South Africa. HIV and AIDS workplace programmes have been implemented for between 10 to 20 years without any auditable and certifiable standards. Monitoring and evaluation of the implemented HIV programme has therefore been difficult.
HIV and AIDS interventions in the workplace were also seen to be a nice to have, but not essential and short educational interventions were seen as effective methodologies to get rid of the problems.
Unfortunately the problem did not go away and in fact grew to alarming epidemic proportions. Companies with mature HIV programmes have recognized the need to assess their programme against a benchmark.
No longer do organisations in the beginning stages of programme implementation need to re-invent the wheel. They can now immediately start to implement a programme that can be benchmarked against best practice.
In a series of articles Linzi Smith, managing director of a South African HIV consultancy Education, Training and Counselling (ETC) will introduce the new National Standard: SANS 16001:2007.
When organisations first started managing HIV in the workplace, it was thought that short interventions would solve the problem and it would go away. As the epidemic intensified, it became increasingly evident that short infrequent interventions would not adequately manage the risk that HIV presents to sustainable business, nor would ad hoc un-researched interventions.
Organisations managed HIV related issues as and when they became a problem.
Since 2000, International organisations have recognised the need to study processes that effectively reduce new infections and successful treatment, care and support programmes and produced guidelines for companies.
More and more organisations are setting targets and objectives, but are disappointed in the outcomes, especially in the low uptake of HIV counselling and testing and an even lower registration on HIV disease management programmes (treatment of opportunistic infections, ARV’s and relevant blood tests).
Many organisations may now question their corporate commitments to such programmes and/or seek more effective ways to measure the allocation of their resources. For them, the following points make the implementation of an HIV workplace standard attractive:
1. Improvement of the quality and suitability of HIV related processes and services for their intended purposes. The SANS 16001:2007 was developed to improve the processes and services within the field of the management of HIV in the workplace.
2. Increased effectiveness of these processes will result in the reduction of new HIV infections coming in to the workplace, and
3. The effective management of those already infected with HIV thus reducing the risk that HIV poses to production and sustainable business.
4. Preventing barriers to trade. Many large multinationals are requesting that their down line supply chain and service providers show evidence of their HIV policy and the implementation thereof.
5. To provide and maintain domestic and foreign confidence in South African goods and services. Both consumers and investors accept services and products when they can be measured by certain quality standards. HIV related business risk is lowered when managed within a quality management system framework, thus enhancing national and global competitiveness.
Foreign investors are nervous of the impacts that HIV may have on production.
Although there are many good guidelines for workplace HIV and AIDS programmes, the connection between the guidelines and implemented programmes is tenuous at best and no legislation forces organisations to comply with even minimum standards.
The AMS 16001 and SANS 16001 are the only standards on the list of HIV workplace guidelines.
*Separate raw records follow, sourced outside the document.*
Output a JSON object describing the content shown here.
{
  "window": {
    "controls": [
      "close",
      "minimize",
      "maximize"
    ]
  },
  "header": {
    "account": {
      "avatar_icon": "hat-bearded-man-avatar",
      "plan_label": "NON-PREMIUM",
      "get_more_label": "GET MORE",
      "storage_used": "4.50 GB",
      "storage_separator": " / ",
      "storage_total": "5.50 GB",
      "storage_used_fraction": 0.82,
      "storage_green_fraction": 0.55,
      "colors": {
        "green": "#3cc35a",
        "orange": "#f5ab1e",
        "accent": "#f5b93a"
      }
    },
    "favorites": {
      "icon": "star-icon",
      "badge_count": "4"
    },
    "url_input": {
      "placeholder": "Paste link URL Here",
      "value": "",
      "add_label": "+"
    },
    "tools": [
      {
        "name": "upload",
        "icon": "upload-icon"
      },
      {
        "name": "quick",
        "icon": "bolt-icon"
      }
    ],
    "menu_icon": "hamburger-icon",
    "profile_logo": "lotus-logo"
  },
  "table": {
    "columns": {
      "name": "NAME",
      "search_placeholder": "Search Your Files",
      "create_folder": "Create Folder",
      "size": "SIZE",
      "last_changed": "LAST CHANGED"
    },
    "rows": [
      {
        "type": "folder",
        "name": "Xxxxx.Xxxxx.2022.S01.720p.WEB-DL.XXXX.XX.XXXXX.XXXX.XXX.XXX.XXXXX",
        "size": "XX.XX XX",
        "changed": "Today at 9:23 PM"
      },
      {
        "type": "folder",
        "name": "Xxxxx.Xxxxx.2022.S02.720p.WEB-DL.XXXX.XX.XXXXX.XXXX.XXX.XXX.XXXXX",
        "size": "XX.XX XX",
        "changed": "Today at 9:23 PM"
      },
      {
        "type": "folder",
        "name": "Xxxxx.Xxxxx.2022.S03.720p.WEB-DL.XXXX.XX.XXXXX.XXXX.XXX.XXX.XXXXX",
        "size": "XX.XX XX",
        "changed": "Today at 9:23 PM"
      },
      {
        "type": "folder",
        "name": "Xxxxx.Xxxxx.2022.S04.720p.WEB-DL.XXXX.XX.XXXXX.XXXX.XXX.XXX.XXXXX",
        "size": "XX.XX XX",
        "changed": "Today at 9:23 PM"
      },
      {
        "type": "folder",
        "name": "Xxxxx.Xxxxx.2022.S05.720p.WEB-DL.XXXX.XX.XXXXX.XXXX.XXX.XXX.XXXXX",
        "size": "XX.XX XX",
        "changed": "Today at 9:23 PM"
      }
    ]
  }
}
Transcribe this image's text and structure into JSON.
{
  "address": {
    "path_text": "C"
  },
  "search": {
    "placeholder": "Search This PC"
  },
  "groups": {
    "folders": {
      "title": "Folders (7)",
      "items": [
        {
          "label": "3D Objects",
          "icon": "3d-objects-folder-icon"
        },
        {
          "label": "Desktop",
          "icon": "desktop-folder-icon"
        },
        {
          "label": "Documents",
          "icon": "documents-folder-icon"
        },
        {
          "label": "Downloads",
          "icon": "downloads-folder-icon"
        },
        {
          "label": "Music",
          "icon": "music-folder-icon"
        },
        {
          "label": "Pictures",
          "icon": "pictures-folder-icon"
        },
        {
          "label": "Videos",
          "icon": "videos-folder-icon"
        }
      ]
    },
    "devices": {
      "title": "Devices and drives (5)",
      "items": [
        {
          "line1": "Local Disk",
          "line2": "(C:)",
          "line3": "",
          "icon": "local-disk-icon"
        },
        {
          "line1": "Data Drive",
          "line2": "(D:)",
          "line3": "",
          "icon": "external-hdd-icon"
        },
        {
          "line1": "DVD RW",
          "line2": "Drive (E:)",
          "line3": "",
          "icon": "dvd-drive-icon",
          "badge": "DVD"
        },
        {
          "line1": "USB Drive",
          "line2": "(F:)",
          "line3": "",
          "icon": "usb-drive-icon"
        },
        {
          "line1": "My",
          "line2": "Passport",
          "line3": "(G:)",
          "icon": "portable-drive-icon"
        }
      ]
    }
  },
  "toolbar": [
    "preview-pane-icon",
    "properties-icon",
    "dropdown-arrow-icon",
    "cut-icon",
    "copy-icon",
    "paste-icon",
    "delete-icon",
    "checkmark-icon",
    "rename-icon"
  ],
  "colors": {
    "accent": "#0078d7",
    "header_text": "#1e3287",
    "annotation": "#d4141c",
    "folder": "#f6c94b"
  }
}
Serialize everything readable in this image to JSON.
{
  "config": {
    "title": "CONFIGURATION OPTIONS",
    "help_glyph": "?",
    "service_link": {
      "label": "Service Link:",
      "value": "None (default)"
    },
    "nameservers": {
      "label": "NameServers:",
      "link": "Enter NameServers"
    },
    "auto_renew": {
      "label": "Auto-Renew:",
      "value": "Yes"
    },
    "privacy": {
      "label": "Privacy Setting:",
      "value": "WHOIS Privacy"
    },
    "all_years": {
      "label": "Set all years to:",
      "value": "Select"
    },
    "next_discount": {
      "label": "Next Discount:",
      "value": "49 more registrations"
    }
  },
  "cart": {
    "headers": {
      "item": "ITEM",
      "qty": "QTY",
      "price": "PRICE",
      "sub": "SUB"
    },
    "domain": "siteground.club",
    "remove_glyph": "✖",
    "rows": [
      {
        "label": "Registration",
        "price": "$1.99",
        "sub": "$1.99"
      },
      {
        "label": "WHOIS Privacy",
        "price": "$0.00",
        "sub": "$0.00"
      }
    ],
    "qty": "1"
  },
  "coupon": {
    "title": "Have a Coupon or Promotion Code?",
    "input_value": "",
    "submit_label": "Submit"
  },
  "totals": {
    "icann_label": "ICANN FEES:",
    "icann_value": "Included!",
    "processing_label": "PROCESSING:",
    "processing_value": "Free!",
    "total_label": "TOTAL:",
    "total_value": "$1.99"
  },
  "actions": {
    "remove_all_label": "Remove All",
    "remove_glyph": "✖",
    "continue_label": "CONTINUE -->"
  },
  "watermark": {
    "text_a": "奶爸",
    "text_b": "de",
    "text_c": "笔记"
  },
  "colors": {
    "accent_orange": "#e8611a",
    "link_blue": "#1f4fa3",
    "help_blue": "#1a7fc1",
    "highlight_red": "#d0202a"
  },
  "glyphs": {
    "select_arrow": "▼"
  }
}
Even though the Global Business Coalition BPAS (Best Practice AIDS Standard) document calls itself a standard, it is not a standard in terms of the ISO group of standards.
Usually when a new standard project is proposed, an existing international or regional standard can be adopted or a South African standard containing at least some different requirements can be developed. The final decision regarding which route to follow is taken by the responsible committee.
The only other auditable standard that has been developed regarding the services and processes within an HIV workplace management system is the AMS 16001:2003, which was developed jointly by NOSA (National Occupational Safety Association) and Debswana (a mining partnership between the Government of the Republic of Botswana and De Beers Centenary AG).
The AMS 16001:2003 had two major shortcomings:
1. It was oriented specifically to the mining sector, and
2. It focused on the risk of getting infected with HIV within the workplace.
It is well known that the majority of infections occur outside of the workplace, but the impacts on the workplace after infection are well known and documented.
The SABS Standards Approval Committee approved the development of a national HIV workplace standard and the development process began on 20th July 2006 with wide representation from Government, Private Sector, Higher Education and Research institutions. All present agreed that the development of a South African National Standard was a good idea and that the AMS 16001 would be used as a starting point.
A working draft was prepared and submitted to the working group. The final draft was sent out to the working group for comment and voting. The draft was then available on the SABS website for public comment.
The Standard was then eventually accepted, ratified and launched on the 18th of July 2007. The Standard is now available for purchase from the SABS.
In the next article, Linzi Smith will take a closer look at what you will find inside the SANS 16001:2007 standard document.